Yet the tornado bourbon got the distillers wondering: What are the perfect conditions for storing the barrels in which bourbon ages? It’s a question that no one had really asked before, despite the oft-noticed phenomenon that barrels situated near the windows in warehouses have a tendency to become what managers call “honey barrels”—that is, ones that produce above-average whiskey. Moreover, the storage question was a logical follow-up to one that Buffalo Trace had already been pondering: How do you make a perfect barrel?
Read more. [Image: Buffalo Trace Distillery]
Nice entry about Commerce Lexington member and area distillery Buffalo Trace.
While participating in events like tradeshows and handing out business cards at big networking events can be effective for business professionals simply based on the shear numbers of people in attendance, many Commerce Lexington Inc. members indicated that they wanted something more focused - something different that provides an alternative to “traditional networking.”
That’s where Commerce Lexington Inc.’s ConnectForLunch program comes in. It’s considered by many to be a great complement to the Business Link after hours events and other networking receptions, and has become a pretty big hit with over 130 members active in the program.
Businesspeople know that the whole point of networking is getting face-to-face meetings with other businesspeople. A face-to-face meeting gives another person time to get to know you and to know your business. It gives them time to build the kind of trust and confidence that gets you referrals and new customers.

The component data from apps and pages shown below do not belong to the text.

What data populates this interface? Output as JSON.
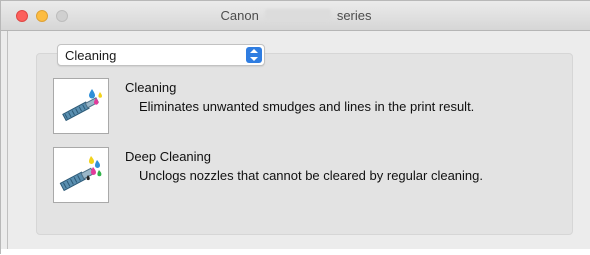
{
  "window": {
    "title_left": "Canon",
    "title_right": "series"
  },
  "dropdown": {
    "selected": "Cleaning"
  },
  "items": [
    {
      "title": "Cleaning",
      "description": "Eliminates unwanted smudges and lines in the print result.",
      "icon": "cleaning-icon"
    },
    {
      "title": "Deep Cleaning",
      "description": "Unclogs nozzles that cannot be cleared by regular cleaning.",
      "icon": "deep-cleaning-icon"
    }
  ],
  "colors": {
    "accent": "#2f7de1",
    "close": "#fc605c",
    "minimize": "#fdbc40"
  }
}
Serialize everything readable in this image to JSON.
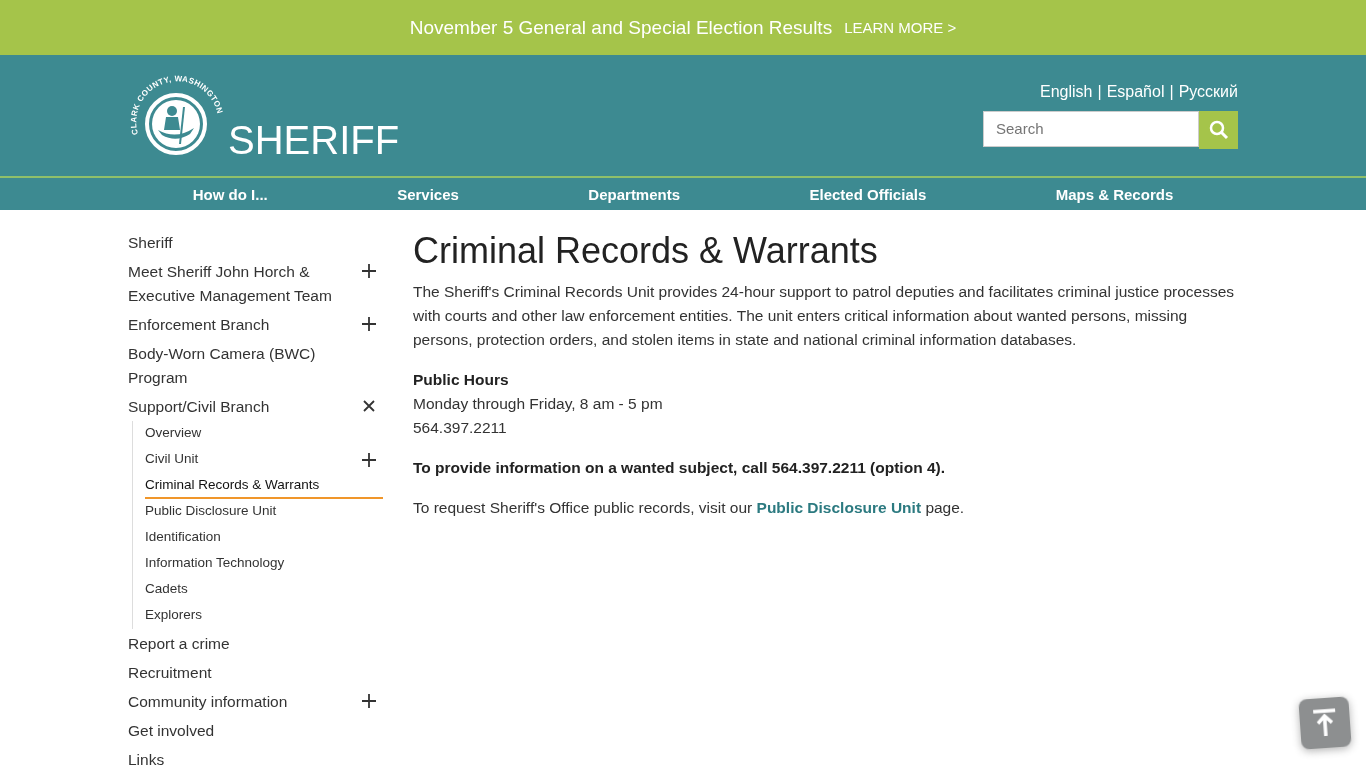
{
  "alert_bar": {
    "text": "November 5 General and Special Election Results",
    "link": "LEARN MORE >"
  },
  "header": {
    "logo_ring_text": "CLARK COUNTY, WASHINGTON",
    "site_title": "SHERIFF",
    "languages": [
      "English",
      "Español",
      "Русский"
    ],
    "language_separators": [
      "|",
      "|"
    ],
    "search": {
      "placeholder": "Search"
    }
  },
  "nav": [
    "How do I...",
    "Services",
    "Departments",
    "Elected Officials",
    "Maps & Records"
  ],
  "sidebar": {
    "items": [
      {
        "label": "Sheriff"
      },
      {
        "label": "Meet Sheriff John Horch & Executive Management Team",
        "expanded": false
      },
      {
        "label": "Enforcement Branch",
        "expanded": false
      },
      {
        "label": "Body-Worn Camera (BWC) Program"
      },
      {
        "label": "Support/Civil Branch",
        "expanded": true,
        "children": [
          {
            "label": "Overview",
            "selected": false
          },
          {
            "label": "Civil Unit",
            "selected": false,
            "expanded": false
          },
          {
            "label": "Criminal Records & Warrants",
            "selected": true
          },
          {
            "label": "Public Disclosure Unit",
            "selected": false
          },
          {
            "label": "Identification",
            "selected": false
          },
          {
            "label": "Information Technology",
            "selected": false
          },
          {
            "label": "Cadets",
            "selected": false
          },
          {
            "label": "Explorers",
            "selected": false
          }
        ]
      },
      {
        "label": "Report a crime"
      },
      {
        "label": "Recruitment"
      },
      {
        "label": "Community information",
        "expanded": false
      },
      {
        "label": "Get involved"
      },
      {
        "label": "Links"
      }
    ]
  },
  "content": {
    "title": "Criminal Records & Warrants",
    "intro": "The Sheriff's Criminal Records Unit provides 24-hour support to patrol deputies and facilitates criminal justice processes with courts and other law enforcement entities. The unit enters critical information about wanted persons, missing persons, protection orders, and stolen items in state and national criminal information databases.",
    "hours_heading": "Public Hours",
    "hours_lines": [
      "Monday through Friday, 8 am - 5 pm",
      "564.397.2211"
    ],
    "wanted_notice": "To provide information on a wanted subject, call 564.397.2211 (option 4).",
    "records_text_before": "To request Sheriff's Office public records, visit our",
    "records_link": "Public Disclosure Unit",
    "records_text_after": "page."
  }
}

Scott Himes with Riley Oil Company has participated in the program for some time and said, “For 25 years, I have attended various events designed for networking. I love the ConnectForLunch concept. The lunch setting gives you an opportunity to really connect with your fellow attendees.”

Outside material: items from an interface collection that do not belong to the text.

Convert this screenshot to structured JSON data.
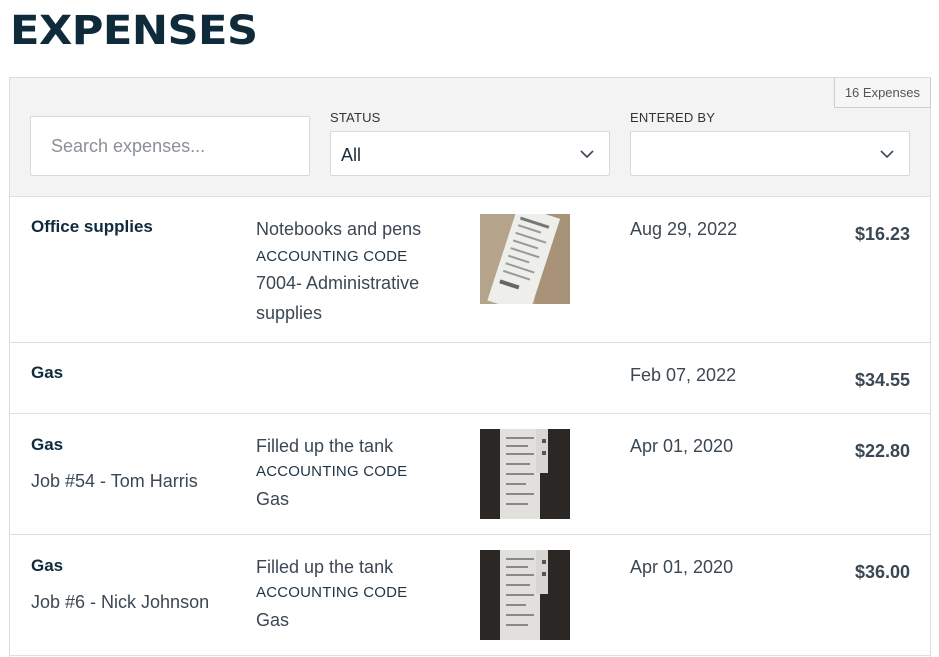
{
  "page": {
    "title": "EXPENSES"
  },
  "filters": {
    "count_label": "16 Expenses",
    "search_placeholder": "Search expenses...",
    "status_label": "STATUS",
    "status_value": "All",
    "entered_by_label": "ENTERED BY",
    "entered_by_value": ""
  },
  "code_label": "ACCOUNTING CODE",
  "expenses": [
    {
      "category": "Office supplies",
      "job": "",
      "description": "Notebooks and pens",
      "accounting_code": "7004- Administrative supplies",
      "date": "Aug 29, 2022",
      "amount": "$16.23",
      "receipt": "light-receipt"
    },
    {
      "category": "Gas",
      "job": "",
      "description": "",
      "accounting_code": "",
      "date": "Feb 07, 2022",
      "amount": "$34.55",
      "receipt": ""
    },
    {
      "category": "Gas",
      "job": "Job #54 - Tom Harris",
      "description": "Filled up the tank",
      "accounting_code": "Gas",
      "date": "Apr 01, 2020",
      "amount": "$22.80",
      "receipt": "dark-receipt"
    },
    {
      "category": "Gas",
      "job": "Job #6 - Nick Johnson",
      "description": "Filled up the tank",
      "accounting_code": "Gas",
      "date": "Apr 01, 2020",
      "amount": "$36.00",
      "receipt": "dark-receipt"
    }
  ],
  "colors": {
    "title": "#0f2a3a",
    "filter_bar": "#f3f3f3",
    "border": "#d9dde1"
  }
}
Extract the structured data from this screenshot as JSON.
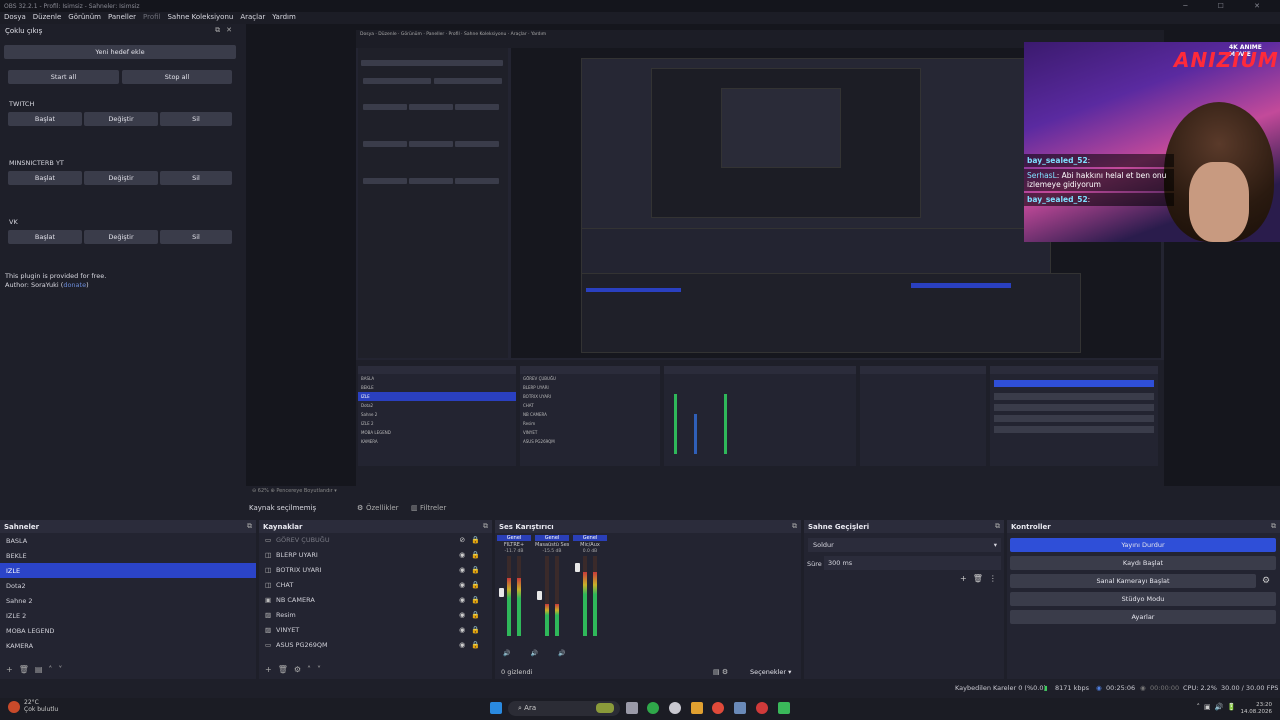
{
  "window": {
    "title": "OBS 32.2.1 - Profil: Isimsiz - Sahneler: Isimsiz",
    "controls": "─ ☐ ✕"
  },
  "menu": [
    "Dosya",
    "Düzenle",
    "Görünüm",
    "Paneller",
    "Profil",
    "Sahne Koleksiyonu",
    "Araçlar",
    "Yardım"
  ],
  "multi_output": {
    "title": "Çoklu çıkış",
    "add_target": "Yeni hedef ekle",
    "start_all": "Start all",
    "stop_all": "Stop all",
    "targets": [
      {
        "name": "TWITCH",
        "start": "Başlat",
        "edit": "Değiştir",
        "delete": "Sil"
      },
      {
        "name": "MINSNICTERB YT",
        "start": "Başlat",
        "edit": "Değiştir",
        "delete": "Sil"
      },
      {
        "name": "VK",
        "start": "Başlat",
        "edit": "Değiştir",
        "delete": "Sil"
      }
    ],
    "footer_line1": "This plugin is provided for free.",
    "footer_line2_prefix": "Author: SoraYuki (",
    "footer_link": "donate",
    "footer_line2_suffix": ")"
  },
  "preview": {
    "chat": [
      {
        "user": "bay_sealed_52",
        "text": ": "
      },
      {
        "user": "SerhasL",
        "text": ": Abi hakkını helal et ben onu izlemeye gidiyorum"
      },
      {
        "user": "bay_sealed_52",
        "text": ": "
      }
    ],
    "overlay_brand_top": "4K ANIME MOVIE",
    "overlay_brand": "ANIZIUM",
    "zoom": "62%",
    "zoom_mode": "Pencereye Boyutlandır"
  },
  "source_bar": {
    "label": "Kaynak seçilmemiş",
    "properties": "Özellikler",
    "filters": "Filtreler"
  },
  "scenes": {
    "title": "Sahneler",
    "items": [
      "BASLA",
      "BEKLE",
      "IZLE",
      "Dota2",
      "Sahne 2",
      "IZLE 2",
      "MOBA LEGEND",
      "KAMERA"
    ],
    "selected": "IZLE"
  },
  "sources": {
    "title": "Kaynaklar",
    "items": [
      {
        "name": "GÖREV ÇUBUĞU",
        "icon": "window-icon",
        "hidden": true
      },
      {
        "name": "BLERP UYARI",
        "icon": "browser-icon",
        "hidden": false
      },
      {
        "name": "BOTRIX UYARI",
        "icon": "browser-icon",
        "hidden": false
      },
      {
        "name": "CHAT",
        "icon": "browser-icon",
        "hidden": false
      },
      {
        "name": "NB CAMERA",
        "icon": "camera-icon",
        "hidden": false
      },
      {
        "name": "Resim",
        "icon": "image-icon",
        "hidden": false
      },
      {
        "name": "VINYET",
        "icon": "image-icon",
        "hidden": false
      },
      {
        "name": "ASUS PG269QM",
        "icon": "monitor-icon",
        "hidden": false
      }
    ]
  },
  "mixer": {
    "title": "Ses Karıştırıcı",
    "channels": [
      {
        "header": "Genel",
        "name": "FILTRE+",
        "db": "-11.7 dB",
        "level": 0.72,
        "fader": 0.55
      },
      {
        "header": "Genel",
        "name": "Masaüstü Ses",
        "db": "-15.5 dB",
        "level": 0.4,
        "fader": 0.5
      },
      {
        "header": "Genel",
        "name": "Mic/Aux",
        "db": "0.0 dB",
        "level": 0.8,
        "fader": 0.9
      }
    ],
    "hidden_count": "0 gizlendi",
    "options": "Seçenekler"
  },
  "transitions": {
    "title": "Sahne Geçişleri",
    "type": "Soldur",
    "duration_label": "Süre",
    "duration": "300 ms"
  },
  "controls": {
    "title": "Kontroller",
    "stop_stream": "Yayını Durdur",
    "start_recording": "Kaydı Başlat",
    "virtual_cam": "Sanal Kamerayı Başlat",
    "studio_mode": "Stüdyo Modu",
    "settings": "Ayarlar"
  },
  "status": {
    "dropped": "Kaybedilen Kareler 0 (%0.0)",
    "bitrate": "8171 kbps",
    "stream_time": "00:25:06",
    "rec_time": "00:00:00",
    "cpu": "CPU: 2.2%",
    "fps": "30.00 / 30.00 FPS"
  },
  "taskbar": {
    "weather_temp": "22°C",
    "weather_text": "Çok bulutlu",
    "search": "Ara",
    "time": "23:20",
    "date": "14.08.2026"
  },
  "colors": {
    "accent": "#2b44c8",
    "active_button": "#2f4fd8",
    "brand_red": "#ff2a3a"
  }
}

The Commerce Lexington Inc. ConnectForLunch program arranges face-to-face lunch meetings for you – as often as each week. That’s face-to-face meetings not with just one businessperson, but with two or three different Commerce Lexington members, making them more productive than just meeting with one person at a time!
HOW THE PROGRAM WORKS:
Let’s say that you’d like to have a meeting over lunch with two or three different Commerce Lexington Inc. members next week:
1. The ConnectForLunch program puts you in a group with two or three CLX members.
2. The week before lunch, the people in your group will receive your bio with both your business and your personal information. At that time, you’ll get to view their bios as well.
3. ConnectForLunch will make the restaurant reservation for your group at a local CLX member restaurant. On the day of your lunch, all you have to do is show up.
4. When lunch is over, everyone pays for his or her own lunch. No more buying someone lunch just to get a face-to-face meeting!
5. You’ll have everyone’s name, address, phone number and bio in your own private ConnectForLunch account, available 24/7. No more sitting in your car after lunch writing on the backs of business cards!
COST OF THE PROGRAM:
The fee for the program is only $11.95/month for two meetings a month. That’s just a little more than what you’d leave for a tip to have a face-to-face meeting – with not just one, but with two or three other businesspeople!
HOW TO GET STARTED:
You can learn more about ConnectForLunch or sign up for a free trial in the program by going to www.ConnectForLunch.com/commercelexington.